TASK |
Print all the records exactly, please.

MATERIAL SHOWN |
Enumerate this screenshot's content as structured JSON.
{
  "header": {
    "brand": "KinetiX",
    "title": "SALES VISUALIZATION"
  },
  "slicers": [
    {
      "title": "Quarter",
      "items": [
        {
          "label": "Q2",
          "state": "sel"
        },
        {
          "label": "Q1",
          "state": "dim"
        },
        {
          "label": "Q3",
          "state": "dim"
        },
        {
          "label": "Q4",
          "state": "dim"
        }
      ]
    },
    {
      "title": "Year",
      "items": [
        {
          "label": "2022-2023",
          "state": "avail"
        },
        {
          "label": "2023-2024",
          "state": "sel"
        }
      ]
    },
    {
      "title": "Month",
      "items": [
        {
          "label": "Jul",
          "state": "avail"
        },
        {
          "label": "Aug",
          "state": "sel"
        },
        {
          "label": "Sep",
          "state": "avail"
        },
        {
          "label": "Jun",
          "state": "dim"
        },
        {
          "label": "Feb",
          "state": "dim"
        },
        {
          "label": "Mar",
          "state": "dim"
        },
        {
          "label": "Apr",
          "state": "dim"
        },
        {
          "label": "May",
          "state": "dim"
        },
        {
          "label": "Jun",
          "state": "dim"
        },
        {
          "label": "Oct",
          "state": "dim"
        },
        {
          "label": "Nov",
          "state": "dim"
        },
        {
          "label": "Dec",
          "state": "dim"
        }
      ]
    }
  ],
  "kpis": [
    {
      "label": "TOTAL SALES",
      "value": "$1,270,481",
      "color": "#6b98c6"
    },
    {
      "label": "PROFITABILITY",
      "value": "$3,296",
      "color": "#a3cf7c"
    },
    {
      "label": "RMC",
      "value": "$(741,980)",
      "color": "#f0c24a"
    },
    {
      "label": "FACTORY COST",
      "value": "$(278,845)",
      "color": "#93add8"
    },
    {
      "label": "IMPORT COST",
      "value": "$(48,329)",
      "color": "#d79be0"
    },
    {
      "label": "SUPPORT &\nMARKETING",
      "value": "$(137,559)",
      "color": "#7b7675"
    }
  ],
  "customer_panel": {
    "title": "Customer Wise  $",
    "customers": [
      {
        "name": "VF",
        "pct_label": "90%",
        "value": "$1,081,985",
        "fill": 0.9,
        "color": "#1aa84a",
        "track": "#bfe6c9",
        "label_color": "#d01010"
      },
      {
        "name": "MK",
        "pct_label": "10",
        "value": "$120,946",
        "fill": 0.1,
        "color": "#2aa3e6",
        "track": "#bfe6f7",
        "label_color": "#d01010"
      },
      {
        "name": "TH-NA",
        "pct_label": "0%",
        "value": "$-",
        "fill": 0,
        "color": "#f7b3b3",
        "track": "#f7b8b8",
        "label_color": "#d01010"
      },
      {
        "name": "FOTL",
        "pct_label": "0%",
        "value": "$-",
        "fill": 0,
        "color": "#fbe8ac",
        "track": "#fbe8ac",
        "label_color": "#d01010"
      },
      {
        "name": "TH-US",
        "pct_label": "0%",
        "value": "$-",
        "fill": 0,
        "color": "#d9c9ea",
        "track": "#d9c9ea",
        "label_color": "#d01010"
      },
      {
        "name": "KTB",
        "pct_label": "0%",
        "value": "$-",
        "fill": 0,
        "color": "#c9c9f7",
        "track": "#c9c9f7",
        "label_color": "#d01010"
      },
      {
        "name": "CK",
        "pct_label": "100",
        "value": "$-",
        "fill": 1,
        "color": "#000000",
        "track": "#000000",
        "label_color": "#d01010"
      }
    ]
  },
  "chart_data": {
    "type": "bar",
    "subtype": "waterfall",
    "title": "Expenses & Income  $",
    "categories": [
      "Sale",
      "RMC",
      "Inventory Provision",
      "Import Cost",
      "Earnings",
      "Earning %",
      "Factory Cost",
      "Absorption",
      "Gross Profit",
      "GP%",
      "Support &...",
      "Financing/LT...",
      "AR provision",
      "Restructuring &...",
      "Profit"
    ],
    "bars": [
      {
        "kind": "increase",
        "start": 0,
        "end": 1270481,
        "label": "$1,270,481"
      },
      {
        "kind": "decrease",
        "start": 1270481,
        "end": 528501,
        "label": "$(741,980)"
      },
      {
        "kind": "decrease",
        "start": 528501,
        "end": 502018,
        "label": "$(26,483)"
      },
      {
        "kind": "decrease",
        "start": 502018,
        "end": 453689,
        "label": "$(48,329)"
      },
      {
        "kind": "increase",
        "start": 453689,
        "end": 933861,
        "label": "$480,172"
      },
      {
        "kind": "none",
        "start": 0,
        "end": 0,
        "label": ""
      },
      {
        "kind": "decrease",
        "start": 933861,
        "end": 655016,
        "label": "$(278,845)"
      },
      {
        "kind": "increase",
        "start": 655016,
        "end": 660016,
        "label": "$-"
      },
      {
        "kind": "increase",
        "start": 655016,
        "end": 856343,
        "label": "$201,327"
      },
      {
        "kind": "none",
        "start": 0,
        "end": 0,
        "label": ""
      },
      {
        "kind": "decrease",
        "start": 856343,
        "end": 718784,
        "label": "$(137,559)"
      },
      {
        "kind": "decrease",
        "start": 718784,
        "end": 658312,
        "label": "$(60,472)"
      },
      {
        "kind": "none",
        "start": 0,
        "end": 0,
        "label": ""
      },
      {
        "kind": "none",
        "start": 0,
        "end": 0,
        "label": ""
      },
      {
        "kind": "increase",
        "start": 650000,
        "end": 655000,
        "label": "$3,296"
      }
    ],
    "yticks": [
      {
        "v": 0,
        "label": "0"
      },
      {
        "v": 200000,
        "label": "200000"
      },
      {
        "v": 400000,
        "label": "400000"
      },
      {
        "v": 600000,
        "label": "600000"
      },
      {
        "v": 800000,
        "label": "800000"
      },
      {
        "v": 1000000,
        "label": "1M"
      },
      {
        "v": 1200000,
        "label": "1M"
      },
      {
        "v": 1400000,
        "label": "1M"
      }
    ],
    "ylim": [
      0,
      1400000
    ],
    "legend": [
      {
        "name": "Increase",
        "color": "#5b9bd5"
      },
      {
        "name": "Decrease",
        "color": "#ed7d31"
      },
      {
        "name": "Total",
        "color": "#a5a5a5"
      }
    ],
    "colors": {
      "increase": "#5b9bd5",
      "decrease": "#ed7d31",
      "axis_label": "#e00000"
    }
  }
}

SOLVED PROBLEM |
Enumerate this screenshot's content as structured JSON.
{
  "header": {
    "brand": "KinetiX",
    "title": "SALES VISUALIZATION"
  },
  "slicers": [
    {
      "title": "Quarter",
      "items": [
        {
          "label": "Q2",
          "state": "sel"
        },
        {
          "label": "Q1",
          "state": "dim"
        },
        {
          "label": "Q3",
          "state": "dim"
        },
        {
          "label": "Q4",
          "state": "dim"
        }
      ]
    },
    {
      "title": "Year",
      "items": [
        {
          "label": "2022-2023",
          "state": "avail"
        },
        {
          "label": "2023-2024",
          "state": "sel"
        }
      ]
    },
    {
      "title": "Month",
      "items": [
        {
          "label": "Jul",
          "state": "avail"
        },
        {
          "label": "Aug",
          "state": "sel"
        },
        {
          "label": "Sep",
          "state": "avail"
        },
        {
          "label": "Jun",
          "state": "dim"
        },
        {
          "label": "Feb",
          "state": "dim"
        },
        {
          "label": "Mar",
          "state": "dim"
        },
        {
          "label": "Apr",
          "state": "dim"
        },
        {
          "label": "May",
          "state": "dim"
        },
        {
          "label": "Jun",
          "state": "dim"
        },
        {
          "label": "Oct",
          "state": "dim"
        },
        {
          "label": "Nov",
          "state": "dim"
        },
        {
          "label": "Dec",
          "state": "dim"
        }
      ]
    }
  ],
  "kpis": [
    {
      "label": "TOTAL SALES",
      "value": "$1,270,481",
      "color": "#6b98c6"
    },
    {
      "label": "PROFITABILITY",
      "value": "$3,296",
      "color": "#a3cf7c"
    },
    {
      "label": "RMC",
      "value": "$(741,980)",
      "color": "#f0c24a"
    },
    {
      "label": "FACTORY COST",
      "value": "$(278,845)",
      "color": "#93add8"
    },
    {
      "label": "IMPORT COST",
      "value": "$(48,329)",
      "color": "#d79be0"
    },
    {
      "label": "SUPPORT &\nMARKETING",
      "value": "$(137,559)",
      "color": "#7b7675"
    }
  ],
  "customer_panel": {
    "title": "Customer Wise  $",
    "customers": [
      {
        "name": "VF",
        "pct_label": "90%",
        "value": "$1,081,985",
        "fill": 0.9,
        "color": "#1aa84a",
        "track": "#bfe6c9",
        "label_color": "#d01010"
      },
      {
        "name": "MK",
        "pct_label": "10",
        "value": "$120,946",
        "fill": 0.1,
        "color": "#2aa3e6",
        "track": "#bfe6f7",
        "label_color": "#d01010"
      },
      {
        "name": "TH-NA",
        "pct_label": "0%",
        "value": "$-",
        "fill": 0,
        "color": "#f7b3b3",
        "track": "#f7b8b8",
        "label_color": "#d01010"
      },
      {
        "name": "FOTL",
        "pct_label": "0%",
        "value": "$-",
        "fill": 0,
        "color": "#fbe8ac",
        "track": "#fbe8ac",
        "label_color": "#d01010"
      },
      {
        "name": "TH-US",
        "pct_label": "0%",
        "value": "$-",
        "fill": 0,
        "color": "#d9c9ea",
        "track": "#d9c9ea",
        "label_color": "#d01010"
      },
      {
        "name": "KTB",
        "pct_label": "0%",
        "value": "$-",
        "fill": 0,
        "color": "#c9c9f7",
        "track": "#c9c9f7",
        "label_color": "#d01010"
      },
      {
        "name": "CK",
        "pct_label": "100",
        "value": "$-",
        "fill": 1,
        "color": "#000000",
        "track": "#000000",
        "label_color": "#d01010"
      }
    ]
  },
  "chart_data": {
    "type": "bar",
    "subtype": "waterfall",
    "title": "Expenses & Income  $",
    "categories": [
      "Sale",
      "RMC",
      "Inventory Provision",
      "Import Cost",
      "Earnings",
      "Earning %",
      "Factory Cost",
      "Absorption",
      "Gross Profit",
      "GP%",
      "Support &...",
      "Financing/LT...",
      "AR provision",
      "Restructuring &...",
      "Profit"
    ],
    "bars": [
      {
        "kind": "increase",
        "start": 0,
        "end": 1270481,
        "label": "$1,270,481"
      },
      {
        "kind": "decrease",
        "start": 1270481,
        "end": 528501,
        "label": "$(741,980)"
      },
      {
        "kind": "decrease",
        "start": 528501,
        "end": 502018,
        "label": "$(26,483)"
      },
      {
        "kind": "decrease",
        "start": 502018,
        "end": 453689,
        "label": "$(48,329)"
      },
      {
        "kind": "increase",
        "start": 453689,
        "end": 933861,
        "label": "$480,172"
      },
      {
        "kind": "none",
        "start": 0,
        "end": 0,
        "label": ""
      },
      {
        "kind": "decrease",
        "start": 933861,
        "end": 655016,
        "label": "$(278,845)"
      },
      {
        "kind": "increase",
        "start": 655016,
        "end": 660016,
        "label": "$-"
      },
      {
        "kind": "increase",
        "start": 655016,
        "end": 856343,
        "label": "$201,327"
      },
      {
        "kind": "none",
        "start": 0,
        "end": 0,
        "label": ""
      },
      {
        "kind": "decrease",
        "start": 856343,
        "end": 718784,
        "label": "$(137,559)"
      },
      {
        "kind": "decrease",
        "start": 718784,
        "end": 658312,
        "label": "$(60,472)"
      },
      {
        "kind": "none",
        "start": 0,
        "end": 0,
        "label": ""
      },
      {
        "kind": "none",
        "start": 0,
        "end": 0,
        "label": ""
      },
      {
        "kind": "increase",
        "start": 650000,
        "end": 655000,
        "label": "$3,296"
      }
    ],
    "yticks": [
      {
        "v": 0,
        "label": "0"
      },
      {
        "v": 200000,
        "label": "200000"
      },
      {
        "v": 400000,
        "label": "400000"
      },
      {
        "v": 600000,
        "label": "600000"
      },
      {
        "v": 800000,
        "label": "800000"
      },
      {
        "v": 1000000,
        "label": "1M"
      },
      {
        "v": 1200000,
        "label": "1M"
      },
      {
        "v": 1400000,
        "label": "1M"
      }
    ],
    "ylim": [
      0,
      1400000
    ],
    "legend": [
      {
        "name": "Increase",
        "color": "#5b9bd5"
      },
      {
        "name": "Decrease",
        "color": "#ed7d31"
      },
      {
        "name": "Total",
        "color": "#a5a5a5"
      }
    ],
    "colors": {
      "increase": "#5b9bd5",
      "decrease": "#ed7d31",
      "axis_label": "#e00000"
    }
  }
}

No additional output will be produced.